Companies must comply with new regulations as they arise, which helps to explain why risk management must always remain a top priority. However, each company must determine how often they need to conduct an audit based on their unique characteristics and operational footprint. Of the firms surveyed, 92 percent stated they carry out this assessment at least once every year. They do so to ensure their risk profile remains current and they incorporate necessary changes in a timely manner. However, this serves as only part of the process.
Every company needs to determine risk triggers. For instance, an oil rig in the Gulf of Mexico needs to be battened down when a hurricane is forecast to hit the area. They know this trigger increases the risk of damage to the rig and take steps to prevent this damage. Each company needs to determine the root cause of each risk and protect against the risk event in every way possible.
Quantifying and Prioritizing Risks
When optimizing the operational risk management program, companies must quantify each risk in terms of its probability and severity. Once this information has been gathered, they calculate the benefits and costs associated with mitigating each risk to determine if it is more costly to mitigate than to allow it to remain. These calculations allow the organization to target its efforts effectively.
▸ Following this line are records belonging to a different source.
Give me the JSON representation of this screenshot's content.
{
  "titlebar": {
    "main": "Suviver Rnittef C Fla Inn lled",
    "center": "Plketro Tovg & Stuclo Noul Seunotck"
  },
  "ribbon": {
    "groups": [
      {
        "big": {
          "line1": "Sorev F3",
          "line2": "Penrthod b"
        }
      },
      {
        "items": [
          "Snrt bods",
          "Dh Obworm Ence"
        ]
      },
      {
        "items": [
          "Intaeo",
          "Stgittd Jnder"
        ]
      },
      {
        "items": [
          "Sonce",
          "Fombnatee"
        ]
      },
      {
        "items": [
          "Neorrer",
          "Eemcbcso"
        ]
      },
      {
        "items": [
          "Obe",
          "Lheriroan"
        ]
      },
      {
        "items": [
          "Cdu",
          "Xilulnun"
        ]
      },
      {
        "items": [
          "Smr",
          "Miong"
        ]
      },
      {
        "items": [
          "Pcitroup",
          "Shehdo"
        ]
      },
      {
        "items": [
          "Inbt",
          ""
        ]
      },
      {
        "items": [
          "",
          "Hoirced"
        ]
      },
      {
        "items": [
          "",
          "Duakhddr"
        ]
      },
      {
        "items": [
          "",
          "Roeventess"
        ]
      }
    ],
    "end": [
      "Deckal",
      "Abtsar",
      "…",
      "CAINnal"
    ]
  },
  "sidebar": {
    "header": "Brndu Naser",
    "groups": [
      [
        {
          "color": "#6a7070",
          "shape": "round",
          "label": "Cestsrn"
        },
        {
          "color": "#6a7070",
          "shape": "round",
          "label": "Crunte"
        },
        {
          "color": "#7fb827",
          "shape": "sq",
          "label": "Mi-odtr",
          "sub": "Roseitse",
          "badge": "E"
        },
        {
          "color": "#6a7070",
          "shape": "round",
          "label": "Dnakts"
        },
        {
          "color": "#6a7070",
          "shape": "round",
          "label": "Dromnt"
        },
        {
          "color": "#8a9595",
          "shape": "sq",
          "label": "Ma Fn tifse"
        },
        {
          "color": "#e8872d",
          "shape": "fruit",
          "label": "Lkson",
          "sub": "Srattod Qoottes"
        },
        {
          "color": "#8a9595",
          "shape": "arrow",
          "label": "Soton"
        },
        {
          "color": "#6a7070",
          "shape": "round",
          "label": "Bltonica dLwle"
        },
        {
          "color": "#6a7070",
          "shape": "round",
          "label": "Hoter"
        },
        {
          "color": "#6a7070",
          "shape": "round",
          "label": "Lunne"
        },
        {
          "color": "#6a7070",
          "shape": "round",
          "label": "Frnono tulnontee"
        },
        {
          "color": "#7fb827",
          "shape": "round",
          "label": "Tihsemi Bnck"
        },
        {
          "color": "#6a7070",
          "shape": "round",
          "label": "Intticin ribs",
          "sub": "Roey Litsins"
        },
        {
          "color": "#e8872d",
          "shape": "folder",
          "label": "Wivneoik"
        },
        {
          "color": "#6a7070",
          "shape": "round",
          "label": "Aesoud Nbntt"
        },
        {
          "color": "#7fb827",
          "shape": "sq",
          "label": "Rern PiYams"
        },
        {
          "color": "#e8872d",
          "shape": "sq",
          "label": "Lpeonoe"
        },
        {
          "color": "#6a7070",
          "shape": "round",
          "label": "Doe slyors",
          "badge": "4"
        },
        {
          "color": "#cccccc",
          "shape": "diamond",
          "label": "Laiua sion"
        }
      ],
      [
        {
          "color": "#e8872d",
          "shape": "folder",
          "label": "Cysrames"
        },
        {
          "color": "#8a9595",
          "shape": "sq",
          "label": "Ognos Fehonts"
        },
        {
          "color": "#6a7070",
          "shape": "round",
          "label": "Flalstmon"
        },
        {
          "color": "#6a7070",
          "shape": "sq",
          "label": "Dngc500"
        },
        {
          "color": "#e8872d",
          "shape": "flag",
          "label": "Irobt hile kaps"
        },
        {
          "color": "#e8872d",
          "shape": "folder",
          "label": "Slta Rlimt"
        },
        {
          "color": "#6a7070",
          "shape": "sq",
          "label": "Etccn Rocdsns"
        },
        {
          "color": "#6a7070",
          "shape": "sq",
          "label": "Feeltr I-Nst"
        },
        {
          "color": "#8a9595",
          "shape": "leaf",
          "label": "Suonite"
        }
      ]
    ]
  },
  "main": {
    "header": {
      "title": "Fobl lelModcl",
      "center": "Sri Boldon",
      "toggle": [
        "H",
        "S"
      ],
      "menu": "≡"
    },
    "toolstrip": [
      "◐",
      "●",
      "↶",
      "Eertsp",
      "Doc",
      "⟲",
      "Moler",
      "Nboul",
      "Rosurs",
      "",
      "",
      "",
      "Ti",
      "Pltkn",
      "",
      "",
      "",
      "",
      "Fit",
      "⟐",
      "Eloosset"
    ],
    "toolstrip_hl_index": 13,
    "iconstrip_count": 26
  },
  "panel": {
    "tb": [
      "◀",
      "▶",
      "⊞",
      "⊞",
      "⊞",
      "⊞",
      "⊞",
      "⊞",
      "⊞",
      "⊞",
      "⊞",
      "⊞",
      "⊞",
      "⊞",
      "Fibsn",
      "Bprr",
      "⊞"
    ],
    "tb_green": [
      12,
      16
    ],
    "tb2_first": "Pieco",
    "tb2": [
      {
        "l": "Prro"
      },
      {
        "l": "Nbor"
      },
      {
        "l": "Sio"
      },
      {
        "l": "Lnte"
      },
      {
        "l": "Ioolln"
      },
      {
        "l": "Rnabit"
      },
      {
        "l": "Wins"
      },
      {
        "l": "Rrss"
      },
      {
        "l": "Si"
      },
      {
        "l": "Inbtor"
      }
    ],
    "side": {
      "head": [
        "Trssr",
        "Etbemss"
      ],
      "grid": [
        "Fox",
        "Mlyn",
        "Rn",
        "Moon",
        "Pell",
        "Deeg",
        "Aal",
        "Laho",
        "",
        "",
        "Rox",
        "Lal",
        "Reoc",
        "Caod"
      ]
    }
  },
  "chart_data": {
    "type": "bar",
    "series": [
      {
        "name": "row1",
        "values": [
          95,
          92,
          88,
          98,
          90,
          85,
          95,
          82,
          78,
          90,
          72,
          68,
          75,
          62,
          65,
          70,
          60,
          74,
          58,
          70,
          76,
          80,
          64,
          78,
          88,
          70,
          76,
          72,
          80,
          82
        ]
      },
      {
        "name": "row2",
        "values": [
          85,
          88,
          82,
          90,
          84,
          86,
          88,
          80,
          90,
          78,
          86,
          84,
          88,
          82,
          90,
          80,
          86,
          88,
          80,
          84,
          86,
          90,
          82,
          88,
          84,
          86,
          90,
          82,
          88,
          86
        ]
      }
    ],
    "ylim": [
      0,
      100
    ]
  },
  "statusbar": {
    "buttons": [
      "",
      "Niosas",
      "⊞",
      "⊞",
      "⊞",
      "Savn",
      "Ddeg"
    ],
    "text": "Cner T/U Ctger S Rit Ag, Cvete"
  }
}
Select Metrics and Key Performance Indicators
To successfully implement an operational risk management program, the company must know which metrics and key performance indicators are needed to monitor and assess performance accurately. This ensures the company is putting its efforts and resources where they are needed most. Fortunately, many companies recognize they need to make this a priority and are turning to outside sources for help in determining which metrics and key performance indicators are best for their organization.
Many business owners associate key performance indicators and metrics with general business management, accounting, and finance. However, they remain necessary in every organization, as they help with achieving specific targets. The company might identify targets related to exposure reduction, minimization, or mitigation. For instance, a business may monitor the number of transactions that have a fault or error and the number of cumulative hours the IT system is down. It all depends on the business.
When a business chooses to implement control measures to mitigate risks actively, particularly those that have been determined to be a priority, they must use controls that are cost effective, consistent, and well-documented. Although 98 percent of respondents in the survey stated they have measures in place, only a quarter of the businesses believed the measures to be cost effective. This demonstrates the need for companies to look for better solutions when it comes to managing and controlling risks they have identified.
Companies must recognize operational risk management needs to be an ongoing process. Furthermore, regular communications on ORM performance serve as a requirement when it comes to effectively ensuring employees remain engaged in this area. Tailor these communications to different levels and functions across the organization, as different areas and departments have distinct priorities and areas they focus on. There is no need to share a communication meant for one department with everyone in the organization, as excessive communications lead to people tuning out, particularly when the majority of the communications don’t pertain to them. Avoid this by sharing messages with certain audiences rather than across the board.
Operational risk management differentiates competitors. Companies that make this a priority find their product performance improves, brand recognition increases, and financial results are easy to sustain. If you have yet to make this a priority in your company, do so today. You cannot afford to miss out simply because you haven’t focused on ORM enough. This needs to change today so you can stand out from competitors and increase your market share.